For more information on managing emotions during these difficult times, head to www.GuidetoSelf.com for a free PDF copy of John’s award-winning self-help book, Guide To Self: The Beginner’s Guide to Managing Emotion and Thought.

 

To life, love and laughter,

 

John Schinnerer, Ph.D.

Founder, Guide to Self, Inc.

 

 

Fulfilling Life Exercise

The Fulfilling Life Exercise


Think about your own life for a moment.
Ask yourself, what would a fulfilling life be like for you?

Write a short story about what a fulfilling life would look like for you?

What would your top 5 values be?

What would you be doing at home? At work?

What would your relationships look like?

Would you change any personal characteristics (e.g., physical, mental, emotional)?

What is it that would make you whole and content?

This is much different than asking “What do you want?”

We’re talking about the search for personal fulfillment.
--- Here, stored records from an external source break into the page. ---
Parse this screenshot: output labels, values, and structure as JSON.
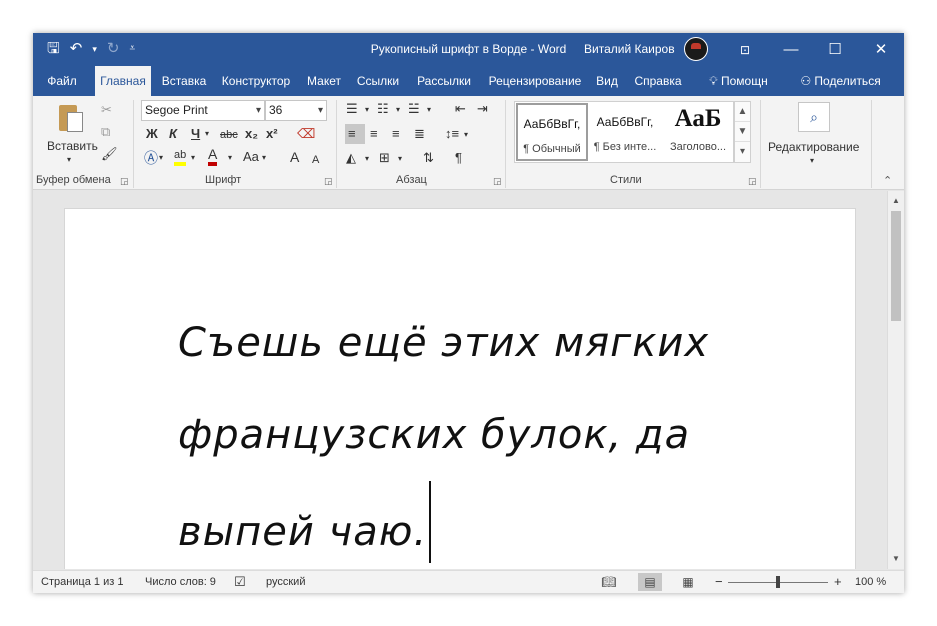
{
  "window": {
    "title": "Рукописный шрифт в Ворде",
    "app_name": "Word",
    "user_name": "Виталий Каиров",
    "accent_color": "#2b579a"
  },
  "qat": {
    "save_icon": "save-icon",
    "undo_icon": "undo-icon",
    "redo_icon": "redo-icon",
    "customize_icon": "customize-qat-icon"
  },
  "tabs": [
    {
      "label": "Файл"
    },
    {
      "label": "Главная"
    },
    {
      "label": "Вставка"
    },
    {
      "label": "Конструктор"
    },
    {
      "label": "Макет"
    },
    {
      "label": "Ссылки"
    },
    {
      "label": "Рассылки"
    },
    {
      "label": "Рецензирование"
    },
    {
      "label": "Вид"
    },
    {
      "label": "Справка"
    },
    {
      "label": "Помощн"
    },
    {
      "label": "Поделиться"
    }
  ],
  "ribbon": {
    "clipboard": {
      "label": "Буфер обмена",
      "paste_label": "Вставить"
    },
    "font": {
      "label": "Шрифт",
      "font_name": "Segoe Print",
      "font_size": "36",
      "bold": "Ж",
      "italic": "К",
      "underline": "Ч",
      "strike": "abc",
      "subscript": "x₂",
      "superscript": "x²",
      "change_case": "Aa",
      "grow": "A",
      "shrink": "A"
    },
    "paragraph": {
      "label": "Абзац"
    },
    "styles": {
      "label": "Стили",
      "items": [
        {
          "sample": "АаБбВвГг,",
          "name": "¶ Обычный"
        },
        {
          "sample": "АаБбВвГг,",
          "name": "¶ Без инте..."
        },
        {
          "sample": "АаБ",
          "name": "Заголово..."
        }
      ]
    },
    "editing": {
      "label": "Редактирование"
    }
  },
  "document": {
    "lines": [
      "Съешь ещё этих мягких",
      "французских булок, да",
      "выпей чаю."
    ]
  },
  "statusbar": {
    "page": "Страница 1 из 1",
    "words": "Число слов: 9",
    "language": "русский",
    "zoom_minus": "−",
    "zoom_plus": "+",
    "zoom": "100 %",
    "zoom_level_percent": 100
  }
}
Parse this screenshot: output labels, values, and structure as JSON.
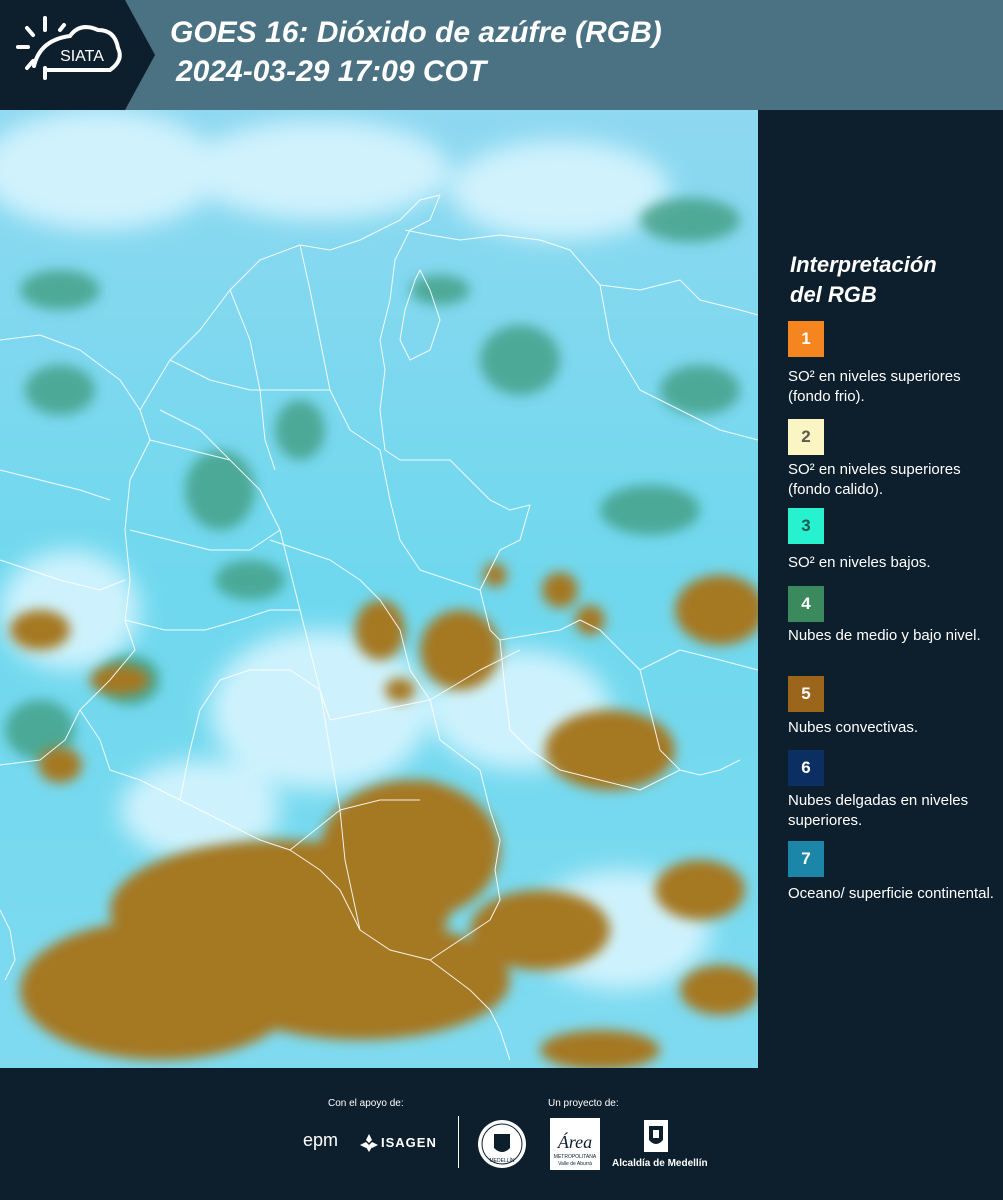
{
  "header": {
    "logo_text": "SIATA",
    "title_line1": "GOES 16: Dióxido de azúfre (RGB)",
    "title_line2": "2024-03-29 17:09 COT"
  },
  "legend": {
    "title_line1": "Interpretación",
    "title_line2": "del RGB",
    "items": [
      {
        "number": "1",
        "color": "#f5861f",
        "text_color": "#ffffff",
        "label": "SO² en niveles superiores (fondo frio)."
      },
      {
        "number": "2",
        "color": "#fbf5c3",
        "text_color": "#5a5a4a",
        "label": "SO² en niveles superiores (fondo calido)."
      },
      {
        "number": "3",
        "color": "#26f2cf",
        "text_color": "#1c5a50",
        "label": "SO² en niveles bajos."
      },
      {
        "number": "4",
        "color": "#3b8a5e",
        "text_color": "#ffffff",
        "label": "Nubes de medio y bajo nivel."
      },
      {
        "number": "5",
        "color": "#9c651c",
        "text_color": "#ffffff",
        "label": "Nubes convectivas."
      },
      {
        "number": "6",
        "color": "#0b2e63",
        "text_color": "#ffffff",
        "label": "Nubes delgadas en niveles superiores."
      },
      {
        "number": "7",
        "color": "#1b86a8",
        "text_color": "#ffffff",
        "label": "Oceano/ superficie continental."
      }
    ]
  },
  "footer": {
    "support_label": "Con el apoyo de:",
    "project_label": "Un proyecto de:",
    "epm": "epm",
    "isagen": "ISAGEN",
    "area_script": "Área",
    "area_sub1": "METROPOLITANA",
    "area_sub2": "Valle de Aburrá",
    "alcaldia": "Alcaldía de Medellín",
    "seal_text": "MEDELLÍN"
  }
}
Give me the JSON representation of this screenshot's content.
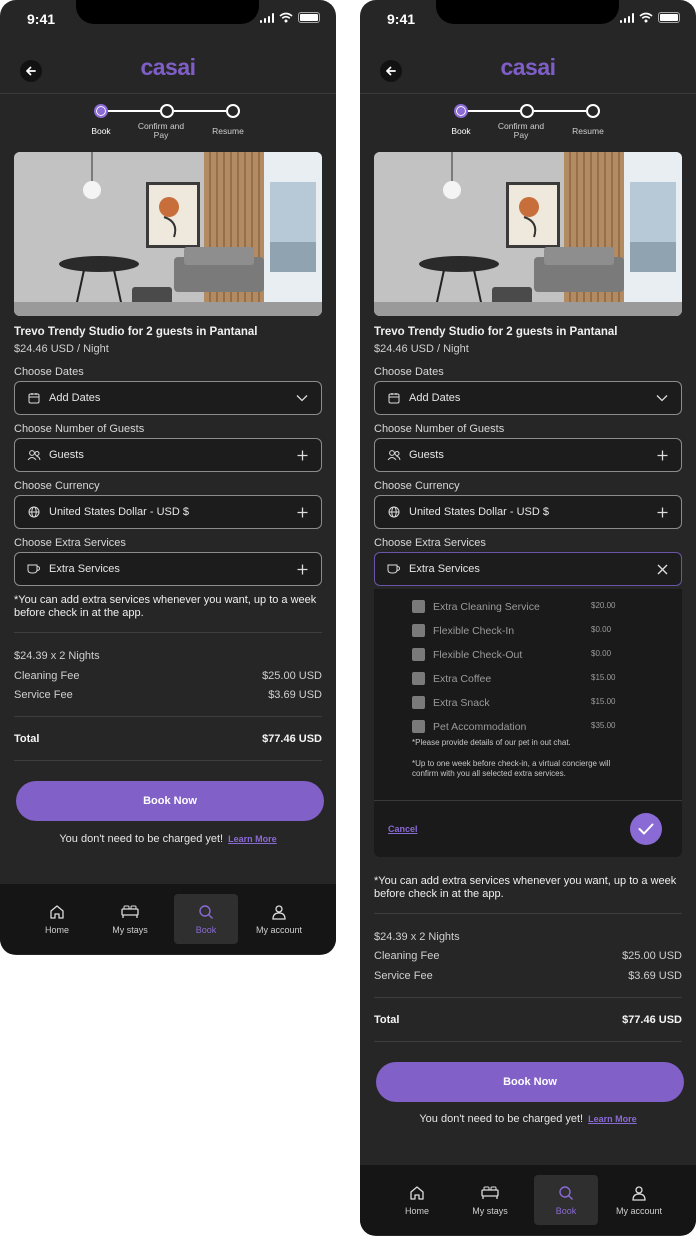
{
  "status": {
    "time": "9:41"
  },
  "brand": {
    "logo": "casai",
    "accent": "#8160c8"
  },
  "stepper": {
    "steps": [
      {
        "label": "Book",
        "active": true
      },
      {
        "label": "Confirm and Pay",
        "active": false
      },
      {
        "label": "Resume",
        "active": false
      }
    ]
  },
  "listing": {
    "title": "Trevo Trendy Studio for 2 guests in Pantanal",
    "price": "$24.46 USD / Night"
  },
  "form": {
    "dates": {
      "label": "Choose Dates",
      "value": "Add Dates",
      "icon": "calendar-icon"
    },
    "guests": {
      "label": "Choose Number of Guests",
      "value": "Guests",
      "icon": "users-icon"
    },
    "currency": {
      "label": "Choose Currency",
      "value": "United States Dollar - USD $",
      "icon": "globe-icon"
    },
    "extras": {
      "label": "Choose Extra Services",
      "value": "Extra Services",
      "icon": "coffee-icon"
    }
  },
  "extras_note": "*You can add extra services whenever you want, up to a week before check in at the app.",
  "dropdown": {
    "options": [
      {
        "label": "Extra Cleaning Service",
        "price": "$20.00"
      },
      {
        "label": "Flexible Check-In",
        "price": "$0.00"
      },
      {
        "label": "Flexible Check-Out",
        "price": "$0.00"
      },
      {
        "label": "Extra Coffee",
        "price": "$15.00"
      },
      {
        "label": "Extra Snack",
        "price": "$15.00"
      },
      {
        "label": "Pet Accommodation",
        "price": "$35.00"
      }
    ],
    "pet_note": "*Please provide details of our pet in out chat.",
    "concierge_note": "*Up to one week before check-in, a virtual concierge will confirm with you all selected extra services.",
    "cancel": "Cancel"
  },
  "summary": {
    "nights": "$24.39 x 2 Nights",
    "cleaning_label": "Cleaning Fee",
    "cleaning_value": "$25.00 USD",
    "service_label": "Service Fee",
    "service_value": "$3.69 USD",
    "total_label": "Total",
    "total_value": "$77.46 USD"
  },
  "cta": {
    "book": "Book Now",
    "charge_text": "You don't need to be charged yet!",
    "learn_more": "Learn More"
  },
  "tabs": [
    {
      "label": "Home",
      "icon": "home-icon"
    },
    {
      "label": "My stays",
      "icon": "bed-icon"
    },
    {
      "label": "Book",
      "icon": "search-icon",
      "active": true
    },
    {
      "label": "My account",
      "icon": "user-icon"
    }
  ]
}
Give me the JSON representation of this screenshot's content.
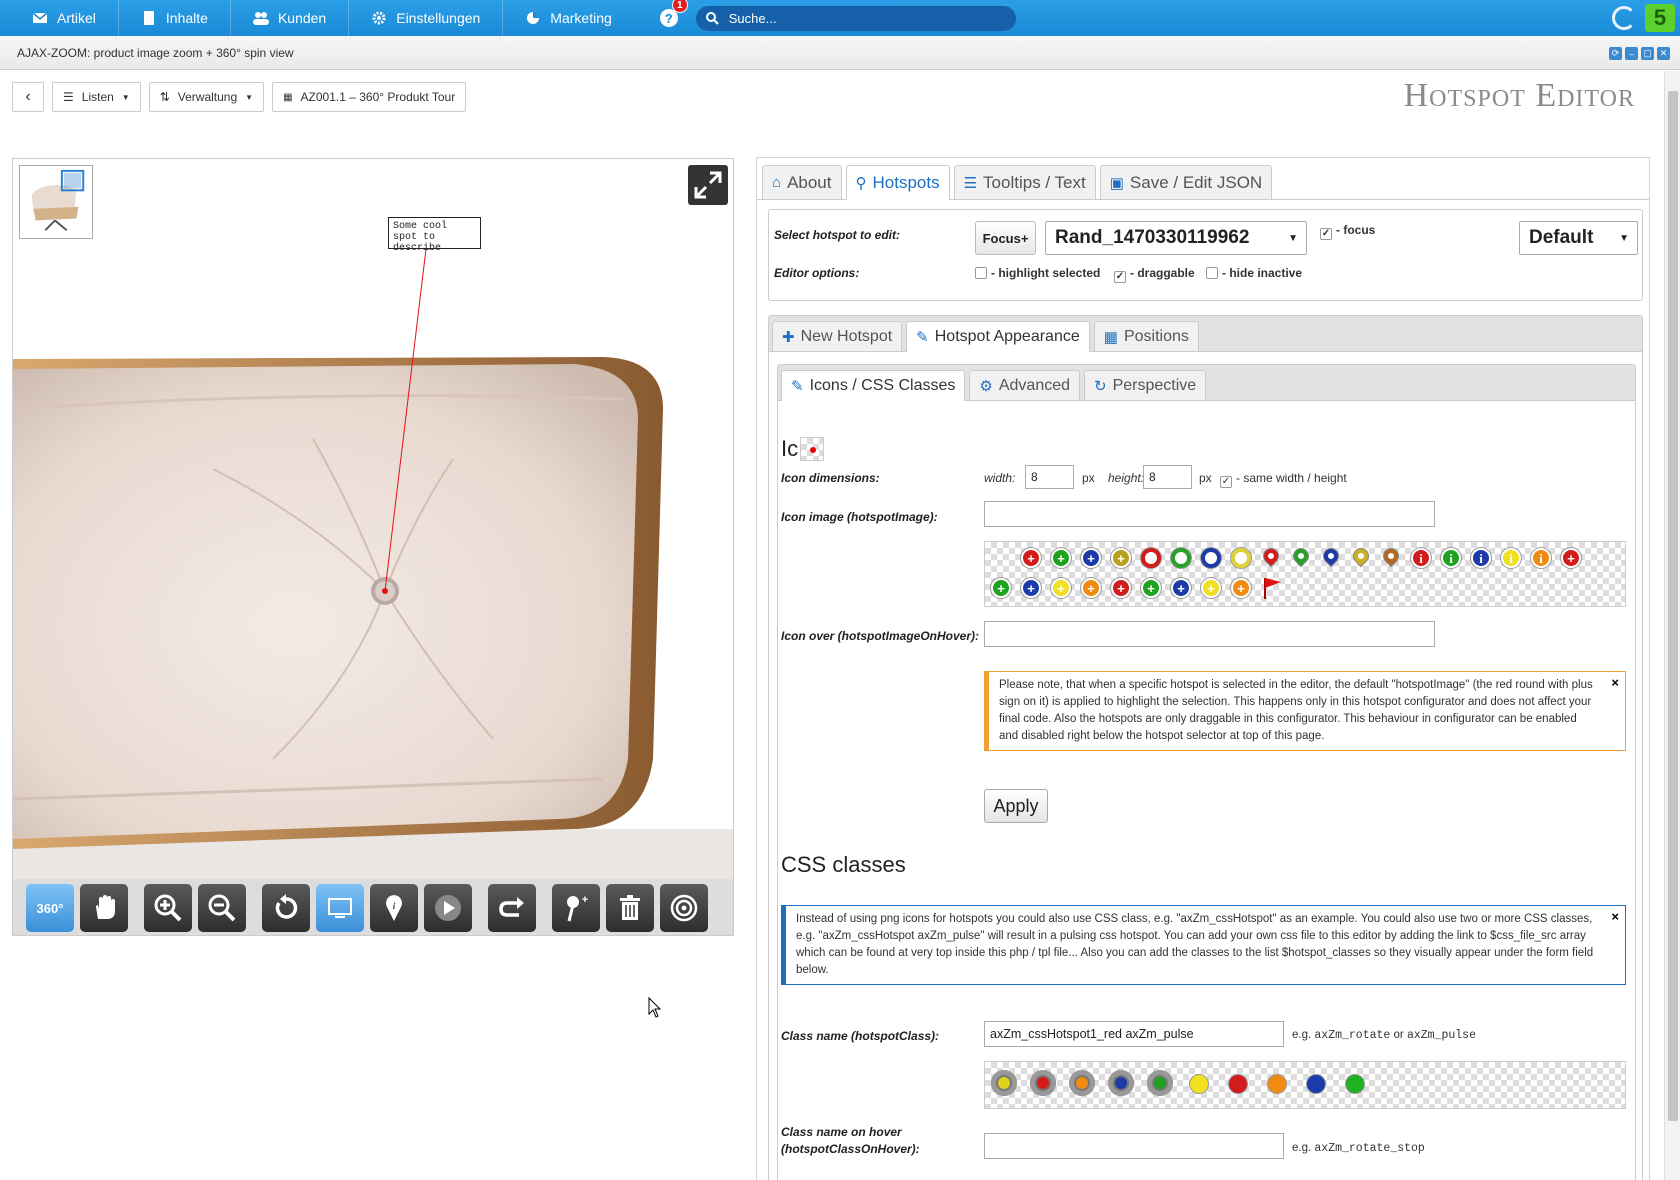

Most people when answering this question look at what they have…what they don’t have… and see a gap …and then look for things to fill the gap. It may be the obvious – a higher-paying job, a wonderful marriage, more money, a promotion, a successful business and so on.
Unfortunately, the happiness derived from HAVING such things is fleeting. I’m sure you’ve experienced this in your own life. You’re ecstatic when you buy a new car. Then the ecstasy fades after a few months.  This same thing happens with relationships, homes, promotions and major purchases.

As long as we are looking for ways to HAVE a fulfilling life, we will only be temporarily fulfilled. Many of us think that more money is the answer. Yet, look at the lives of lottery winners. Most of them have continued to be plagued by the same host of problems that they had prior to becoming wealthy. In fact, for many of them, their problems have been magnified! I know of one couple that said they wished they had never even won the lottery as it led to greater problems, addictions, and eventually divorce.
A different framework is needed through which we view life, a different way of viewing fulfillment. Ask yourself what it would take for you to BE fulfilled.

This minor difference in wording implies that fulfillment is enjoying the journey, not merely a destination. This doesn’t mean that you will stop wanting things. Just that the things are mere expressions of fulfillment, not the means to fulfillment.

This means that we can be fulfilled even in the midst of difficult situations. Fulfillment means that you are fully alive and in synch with the different energies of the universe. It may be described as being in harmony with the environment around you. It also involves living in synch with your personal values. It may involve keeping your cool while others are losing theirs. Everyone’s definition of fulfillment is unique and changes constantly.

And this is largely what coaching is about – inviting clients to look closely, not merely with their brains, but with their heart, soul and intuition, at themselves, in areas which are familiar, but viewed with new lenses, and at places that have never been looked at before.

The famous psychologist, Erich Fromm wrote, “”Man’s main task in life is to give birth to himself.” The way in which we give birth to ourselves is by listening to and following our dreams.

How to Access Your Dreams: 

Ask yourself…

  What would make me happy?

  Why would it make me happy, and why is it important to me?

  How will it benefit other people?

  When do I want it to happen?

Keep a journal by your bed to write down your thoughts and feelings. Over time your dreams will reveal themselves to you. As they do, your passion, happiness and engagement with life will soar. Enjoy the ride.

John Schinnerer, Ph.D.

Founder Guide to Self, Inc.
For a free copy of my award-winning self-help book, Guide to Self: The Beginner’s Guide to Managing Emotion and Thought, visit the site above, enter your name and email and receive an instant complimentary copy. Begin improving your life today!